Wisdom teeth, also referred to as third molars, get their name by being the last teeth to come in during young adulthood. As part of a dental visit, your dentist will examine you to determine if your wisdom teeth are healthy and properly positioned.

Every patient is unique, but in general, wisdom teeth may need to be removed when there is evidence of changes in the mouth such as:

  • pain
  • infection
  • cysts
  • tumors
  • damage to adjacent teeth
  • gum disease
  • tooth decay (if it is not possible or desirable to restore the tooth)

Your dentist or specialist may also recommend removal to prevent problems or for others reasons, such as when removal is part of an orthodontic, restorative or periodontal treatment plan.

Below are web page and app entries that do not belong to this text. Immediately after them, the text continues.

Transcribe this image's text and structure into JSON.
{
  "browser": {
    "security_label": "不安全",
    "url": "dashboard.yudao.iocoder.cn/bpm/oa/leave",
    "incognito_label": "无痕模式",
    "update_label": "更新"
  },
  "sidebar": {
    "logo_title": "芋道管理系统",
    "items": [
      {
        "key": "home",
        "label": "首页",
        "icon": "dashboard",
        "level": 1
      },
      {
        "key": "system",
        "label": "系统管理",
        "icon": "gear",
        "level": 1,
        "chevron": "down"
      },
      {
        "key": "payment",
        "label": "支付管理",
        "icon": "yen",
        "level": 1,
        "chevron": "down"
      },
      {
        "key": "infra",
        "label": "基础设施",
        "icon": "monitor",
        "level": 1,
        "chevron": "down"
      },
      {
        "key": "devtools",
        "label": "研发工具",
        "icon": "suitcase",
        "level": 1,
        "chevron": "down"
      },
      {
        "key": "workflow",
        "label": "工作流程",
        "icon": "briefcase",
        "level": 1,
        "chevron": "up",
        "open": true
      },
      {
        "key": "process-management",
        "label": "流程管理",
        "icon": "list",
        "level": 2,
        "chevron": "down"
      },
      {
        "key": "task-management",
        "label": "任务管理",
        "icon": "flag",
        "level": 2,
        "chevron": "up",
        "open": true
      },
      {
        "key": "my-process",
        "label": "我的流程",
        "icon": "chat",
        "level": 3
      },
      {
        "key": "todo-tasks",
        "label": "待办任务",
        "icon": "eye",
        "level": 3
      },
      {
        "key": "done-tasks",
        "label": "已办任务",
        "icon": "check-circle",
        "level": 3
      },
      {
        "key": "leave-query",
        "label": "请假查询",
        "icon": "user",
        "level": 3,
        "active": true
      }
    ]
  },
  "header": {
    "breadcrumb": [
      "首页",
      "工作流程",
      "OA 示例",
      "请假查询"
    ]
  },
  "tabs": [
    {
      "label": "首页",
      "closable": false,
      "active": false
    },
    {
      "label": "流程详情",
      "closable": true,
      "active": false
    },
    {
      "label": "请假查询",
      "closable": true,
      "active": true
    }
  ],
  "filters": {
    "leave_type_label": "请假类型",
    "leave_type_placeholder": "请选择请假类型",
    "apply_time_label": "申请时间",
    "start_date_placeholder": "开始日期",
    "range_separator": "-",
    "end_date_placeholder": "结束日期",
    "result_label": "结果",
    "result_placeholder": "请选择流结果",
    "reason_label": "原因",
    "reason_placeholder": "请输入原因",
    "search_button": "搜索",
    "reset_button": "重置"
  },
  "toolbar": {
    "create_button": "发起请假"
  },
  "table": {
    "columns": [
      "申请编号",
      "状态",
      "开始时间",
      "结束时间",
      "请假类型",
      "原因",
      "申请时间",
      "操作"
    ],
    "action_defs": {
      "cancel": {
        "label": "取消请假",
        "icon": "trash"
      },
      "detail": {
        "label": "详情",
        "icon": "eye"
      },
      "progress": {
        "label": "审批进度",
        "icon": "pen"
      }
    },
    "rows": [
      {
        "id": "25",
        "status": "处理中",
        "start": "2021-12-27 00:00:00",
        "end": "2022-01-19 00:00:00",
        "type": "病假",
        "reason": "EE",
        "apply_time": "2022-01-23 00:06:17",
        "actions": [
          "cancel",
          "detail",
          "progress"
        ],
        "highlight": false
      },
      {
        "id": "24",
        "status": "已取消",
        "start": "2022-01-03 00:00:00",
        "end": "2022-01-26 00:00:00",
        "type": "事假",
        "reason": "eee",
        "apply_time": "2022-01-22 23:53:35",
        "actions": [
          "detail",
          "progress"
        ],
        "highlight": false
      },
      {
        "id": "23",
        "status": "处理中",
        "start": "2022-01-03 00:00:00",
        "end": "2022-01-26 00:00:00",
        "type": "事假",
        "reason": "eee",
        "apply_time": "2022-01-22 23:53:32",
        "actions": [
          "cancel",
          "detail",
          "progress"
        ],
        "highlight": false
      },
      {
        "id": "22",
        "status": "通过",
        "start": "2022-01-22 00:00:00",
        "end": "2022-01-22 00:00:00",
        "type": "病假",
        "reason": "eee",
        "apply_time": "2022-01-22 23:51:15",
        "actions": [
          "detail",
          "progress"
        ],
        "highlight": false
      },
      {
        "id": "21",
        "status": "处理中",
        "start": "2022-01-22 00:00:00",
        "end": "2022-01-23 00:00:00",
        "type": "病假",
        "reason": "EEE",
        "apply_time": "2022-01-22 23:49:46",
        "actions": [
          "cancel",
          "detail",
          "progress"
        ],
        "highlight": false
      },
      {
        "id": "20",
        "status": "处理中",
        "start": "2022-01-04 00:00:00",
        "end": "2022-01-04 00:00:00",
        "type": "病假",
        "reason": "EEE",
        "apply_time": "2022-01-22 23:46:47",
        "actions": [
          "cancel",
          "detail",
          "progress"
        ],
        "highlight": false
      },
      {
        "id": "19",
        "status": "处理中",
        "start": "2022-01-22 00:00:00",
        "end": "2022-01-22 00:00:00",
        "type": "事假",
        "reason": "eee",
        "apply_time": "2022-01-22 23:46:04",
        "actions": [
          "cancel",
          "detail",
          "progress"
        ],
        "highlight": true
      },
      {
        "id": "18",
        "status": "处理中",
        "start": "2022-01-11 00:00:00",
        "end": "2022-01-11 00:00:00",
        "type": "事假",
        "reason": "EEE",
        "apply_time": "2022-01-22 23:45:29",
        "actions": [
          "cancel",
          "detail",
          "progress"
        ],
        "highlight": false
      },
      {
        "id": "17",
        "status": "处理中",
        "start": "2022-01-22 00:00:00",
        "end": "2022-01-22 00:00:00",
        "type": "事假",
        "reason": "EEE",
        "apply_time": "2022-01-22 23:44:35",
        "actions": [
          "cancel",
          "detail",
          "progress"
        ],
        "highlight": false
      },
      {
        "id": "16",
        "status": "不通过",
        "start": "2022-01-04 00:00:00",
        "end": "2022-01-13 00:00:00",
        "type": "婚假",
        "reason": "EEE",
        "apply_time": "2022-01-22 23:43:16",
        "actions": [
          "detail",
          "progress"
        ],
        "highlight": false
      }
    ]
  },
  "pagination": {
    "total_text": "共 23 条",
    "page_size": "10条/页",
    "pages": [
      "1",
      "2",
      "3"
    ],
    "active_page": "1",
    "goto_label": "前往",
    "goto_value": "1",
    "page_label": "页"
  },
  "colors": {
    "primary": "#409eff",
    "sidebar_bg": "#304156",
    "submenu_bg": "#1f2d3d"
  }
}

In addition, the condition of your mouth changes over time. Wisdom teeth that are not removed should continue to be monitored, because the potential for developing problems later on still exists. As with many other health conditions, as people age, they are at greater risk for health problems and that includes potential problems with their wisdom teeth. Regular dental visits are important so your dentist can evaluate not just your wisdom teeth but your overall oral health to help you prevent and manage dental disease and achieve optimal oral health.